→ TASK PROMPT
Collect from the data below each line with "description".

§ §

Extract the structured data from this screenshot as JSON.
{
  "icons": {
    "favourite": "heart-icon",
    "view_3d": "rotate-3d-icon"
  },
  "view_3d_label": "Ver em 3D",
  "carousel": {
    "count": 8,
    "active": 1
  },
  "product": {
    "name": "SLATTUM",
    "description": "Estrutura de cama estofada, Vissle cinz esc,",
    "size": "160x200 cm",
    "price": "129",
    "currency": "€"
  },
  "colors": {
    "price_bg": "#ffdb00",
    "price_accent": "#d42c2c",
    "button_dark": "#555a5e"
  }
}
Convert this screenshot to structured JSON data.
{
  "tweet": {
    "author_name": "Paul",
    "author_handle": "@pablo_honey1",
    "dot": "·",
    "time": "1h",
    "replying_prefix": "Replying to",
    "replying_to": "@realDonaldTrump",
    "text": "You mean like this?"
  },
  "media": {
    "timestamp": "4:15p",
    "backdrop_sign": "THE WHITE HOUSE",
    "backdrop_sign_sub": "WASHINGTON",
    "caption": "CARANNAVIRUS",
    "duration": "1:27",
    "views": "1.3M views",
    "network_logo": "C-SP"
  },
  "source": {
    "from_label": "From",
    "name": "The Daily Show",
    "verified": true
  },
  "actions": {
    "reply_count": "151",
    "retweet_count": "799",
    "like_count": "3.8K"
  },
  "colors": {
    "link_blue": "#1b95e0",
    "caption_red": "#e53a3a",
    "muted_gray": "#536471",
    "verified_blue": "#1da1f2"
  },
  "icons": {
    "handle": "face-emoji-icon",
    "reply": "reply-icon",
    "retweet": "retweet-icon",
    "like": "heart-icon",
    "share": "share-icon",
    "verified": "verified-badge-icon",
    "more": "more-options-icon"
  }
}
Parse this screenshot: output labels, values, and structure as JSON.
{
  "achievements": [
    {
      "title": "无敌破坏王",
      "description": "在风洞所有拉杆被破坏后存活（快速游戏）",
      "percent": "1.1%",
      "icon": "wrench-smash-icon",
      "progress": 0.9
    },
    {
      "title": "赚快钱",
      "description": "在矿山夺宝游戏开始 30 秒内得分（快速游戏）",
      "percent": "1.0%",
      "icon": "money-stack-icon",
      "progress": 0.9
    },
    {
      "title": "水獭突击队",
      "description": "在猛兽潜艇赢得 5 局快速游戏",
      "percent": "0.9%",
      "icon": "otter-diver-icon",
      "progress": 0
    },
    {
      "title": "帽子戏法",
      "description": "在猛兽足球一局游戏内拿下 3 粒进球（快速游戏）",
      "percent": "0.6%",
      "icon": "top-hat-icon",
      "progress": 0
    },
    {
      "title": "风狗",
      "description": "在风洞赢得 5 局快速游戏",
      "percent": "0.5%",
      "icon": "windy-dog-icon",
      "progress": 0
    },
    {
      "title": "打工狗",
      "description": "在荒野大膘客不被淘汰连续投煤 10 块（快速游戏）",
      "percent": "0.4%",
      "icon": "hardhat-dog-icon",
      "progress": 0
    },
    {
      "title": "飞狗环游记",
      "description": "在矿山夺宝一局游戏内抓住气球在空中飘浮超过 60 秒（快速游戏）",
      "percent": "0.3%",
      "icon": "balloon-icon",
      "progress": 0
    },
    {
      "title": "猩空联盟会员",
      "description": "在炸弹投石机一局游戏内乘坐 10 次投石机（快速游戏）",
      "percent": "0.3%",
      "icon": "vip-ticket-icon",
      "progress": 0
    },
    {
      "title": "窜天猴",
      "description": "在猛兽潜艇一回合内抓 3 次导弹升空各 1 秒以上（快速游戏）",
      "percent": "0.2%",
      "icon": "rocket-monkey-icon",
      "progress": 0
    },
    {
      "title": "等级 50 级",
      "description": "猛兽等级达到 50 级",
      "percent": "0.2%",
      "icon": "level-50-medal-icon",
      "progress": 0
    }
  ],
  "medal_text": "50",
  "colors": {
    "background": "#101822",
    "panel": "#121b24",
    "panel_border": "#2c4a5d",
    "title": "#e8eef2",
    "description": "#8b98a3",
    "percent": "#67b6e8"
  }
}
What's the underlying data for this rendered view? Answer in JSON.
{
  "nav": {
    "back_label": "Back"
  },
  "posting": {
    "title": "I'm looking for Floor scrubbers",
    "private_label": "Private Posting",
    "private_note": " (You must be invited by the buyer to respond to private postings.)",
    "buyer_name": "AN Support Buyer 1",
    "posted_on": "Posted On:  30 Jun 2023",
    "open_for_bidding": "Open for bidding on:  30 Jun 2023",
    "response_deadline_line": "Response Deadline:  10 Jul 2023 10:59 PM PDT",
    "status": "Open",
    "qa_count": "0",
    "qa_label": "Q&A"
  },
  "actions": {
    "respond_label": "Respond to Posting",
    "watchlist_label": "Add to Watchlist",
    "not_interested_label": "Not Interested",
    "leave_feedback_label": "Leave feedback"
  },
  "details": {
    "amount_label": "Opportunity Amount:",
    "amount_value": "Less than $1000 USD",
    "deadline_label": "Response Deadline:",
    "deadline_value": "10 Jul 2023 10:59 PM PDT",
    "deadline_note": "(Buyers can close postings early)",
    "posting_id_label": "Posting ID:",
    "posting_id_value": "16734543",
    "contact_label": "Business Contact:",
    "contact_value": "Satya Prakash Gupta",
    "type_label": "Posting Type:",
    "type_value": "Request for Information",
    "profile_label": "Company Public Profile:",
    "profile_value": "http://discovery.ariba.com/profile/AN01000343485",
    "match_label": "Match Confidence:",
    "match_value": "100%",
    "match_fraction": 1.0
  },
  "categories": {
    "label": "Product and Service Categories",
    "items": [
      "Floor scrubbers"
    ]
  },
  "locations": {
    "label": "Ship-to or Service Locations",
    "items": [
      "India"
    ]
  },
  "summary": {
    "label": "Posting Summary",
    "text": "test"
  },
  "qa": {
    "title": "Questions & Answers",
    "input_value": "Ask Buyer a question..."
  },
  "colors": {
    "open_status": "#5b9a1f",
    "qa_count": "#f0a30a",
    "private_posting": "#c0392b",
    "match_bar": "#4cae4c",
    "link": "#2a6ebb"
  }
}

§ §

→ REPLY TO THE TASK
    "description": "Estrutura de cama estofada, Vissle cinz esc,",
      "description": "在风洞所有拉杆被破坏后存活（快速游戏）",
      "description": "在矿山夺宝游戏开始 30 秒内得分（快速游戏）",
      "description": "在猛兽潜艇赢得 5 局快速游戏",
      "description": "在猛兽足球一局游戏内拿下 3 粒进球（快速游戏）",
      "description": "在风洞赢得 5 局快速游戏",
      "description": "在荒野大膘客不被淘汰连续投煤 10 块（快速游戏）",
      "description": "在矿山夺宝一局游戏内抓住气球在空中飘浮超过 60 秒（快速游戏）",
      "description": "在炸弹投石机一局游戏内乘坐 10 次投石机（快速游戏）",
      "description": "在猛兽潜艇一回合内抓 3 次导弹升空各 1 秒以上（快速游戏）",
      "description": "猛兽等级达到 50 级",
    "description": "#8b98a3",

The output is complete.